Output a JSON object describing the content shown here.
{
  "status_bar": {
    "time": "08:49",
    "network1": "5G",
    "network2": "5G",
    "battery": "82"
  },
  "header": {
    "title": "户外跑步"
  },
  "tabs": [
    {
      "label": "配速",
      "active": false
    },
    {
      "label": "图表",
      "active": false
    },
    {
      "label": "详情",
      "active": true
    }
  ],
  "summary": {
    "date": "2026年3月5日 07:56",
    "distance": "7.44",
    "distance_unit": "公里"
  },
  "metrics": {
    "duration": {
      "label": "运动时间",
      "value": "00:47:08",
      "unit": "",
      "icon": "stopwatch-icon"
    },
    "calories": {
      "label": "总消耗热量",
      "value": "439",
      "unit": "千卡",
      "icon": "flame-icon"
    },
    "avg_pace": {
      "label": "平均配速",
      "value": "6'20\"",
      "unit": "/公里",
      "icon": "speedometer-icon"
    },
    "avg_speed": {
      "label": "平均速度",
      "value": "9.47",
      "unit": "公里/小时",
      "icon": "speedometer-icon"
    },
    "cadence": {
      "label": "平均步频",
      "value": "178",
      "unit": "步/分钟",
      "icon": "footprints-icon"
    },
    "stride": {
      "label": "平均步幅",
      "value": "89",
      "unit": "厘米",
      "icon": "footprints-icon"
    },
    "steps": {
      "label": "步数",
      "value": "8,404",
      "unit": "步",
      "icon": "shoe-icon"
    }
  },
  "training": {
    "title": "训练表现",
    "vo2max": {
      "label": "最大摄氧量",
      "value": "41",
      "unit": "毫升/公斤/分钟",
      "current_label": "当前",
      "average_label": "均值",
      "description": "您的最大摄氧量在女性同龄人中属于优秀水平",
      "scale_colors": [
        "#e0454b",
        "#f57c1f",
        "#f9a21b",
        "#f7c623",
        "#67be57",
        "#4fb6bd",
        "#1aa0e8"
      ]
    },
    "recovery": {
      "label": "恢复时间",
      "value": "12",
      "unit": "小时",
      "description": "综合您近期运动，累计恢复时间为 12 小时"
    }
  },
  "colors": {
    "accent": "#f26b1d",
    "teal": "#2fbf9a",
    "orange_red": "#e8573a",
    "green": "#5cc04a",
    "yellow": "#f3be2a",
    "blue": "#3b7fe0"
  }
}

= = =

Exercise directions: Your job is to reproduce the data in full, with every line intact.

Written answer:
Output a JSON object describing the content shown here.
{
  "status_bar": {
    "time": "08:49",
    "network1": "5G",
    "network2": "5G",
    "battery": "82"
  },
  "header": {
    "title": "户外跑步"
  },
  "tabs": [
    {
      "label": "配速",
      "active": false
    },
    {
      "label": "图表",
      "active": false
    },
    {
      "label": "详情",
      "active": true
    }
  ],
  "summary": {
    "date": "2026年3月5日 07:56",
    "distance": "7.44",
    "distance_unit": "公里"
  },
  "metrics": {
    "duration": {
      "label": "运动时间",
      "value": "00:47:08",
      "unit": "",
      "icon": "stopwatch-icon"
    },
    "calories": {
      "label": "总消耗热量",
      "value": "439",
      "unit": "千卡",
      "icon": "flame-icon"
    },
    "avg_pace": {
      "label": "平均配速",
      "value": "6'20\"",
      "unit": "/公里",
      "icon": "speedometer-icon"
    },
    "avg_speed": {
      "label": "平均速度",
      "value": "9.47",
      "unit": "公里/小时",
      "icon": "speedometer-icon"
    },
    "cadence": {
      "label": "平均步频",
      "value": "178",
      "unit": "步/分钟",
      "icon": "footprints-icon"
    },
    "stride": {
      "label": "平均步幅",
      "value": "89",
      "unit": "厘米",
      "icon": "footprints-icon"
    },
    "steps": {
      "label": "步数",
      "value": "8,404",
      "unit": "步",
      "icon": "shoe-icon"
    }
  },
  "training": {
    "title": "训练表现",
    "vo2max": {
      "label": "最大摄氧量",
      "value": "41",
      "unit": "毫升/公斤/分钟",
      "current_label": "当前",
      "average_label": "均值",
      "description": "您的最大摄氧量在女性同龄人中属于优秀水平",
      "scale_colors": [
        "#e0454b",
        "#f57c1f",
        "#f9a21b",
        "#f7c623",
        "#67be57",
        "#4fb6bd",
        "#1aa0e8"
      ]
    },
    "recovery": {
      "label": "恢复时间",
      "value": "12",
      "unit": "小时",
      "description": "综合您近期运动，累计恢复时间为 12 小时"
    }
  },
  "colors": {
    "accent": "#f26b1d",
    "teal": "#2fbf9a",
    "orange_red": "#e8573a",
    "green": "#5cc04a",
    "yellow": "#f3be2a",
    "blue": "#3b7fe0"
  }
}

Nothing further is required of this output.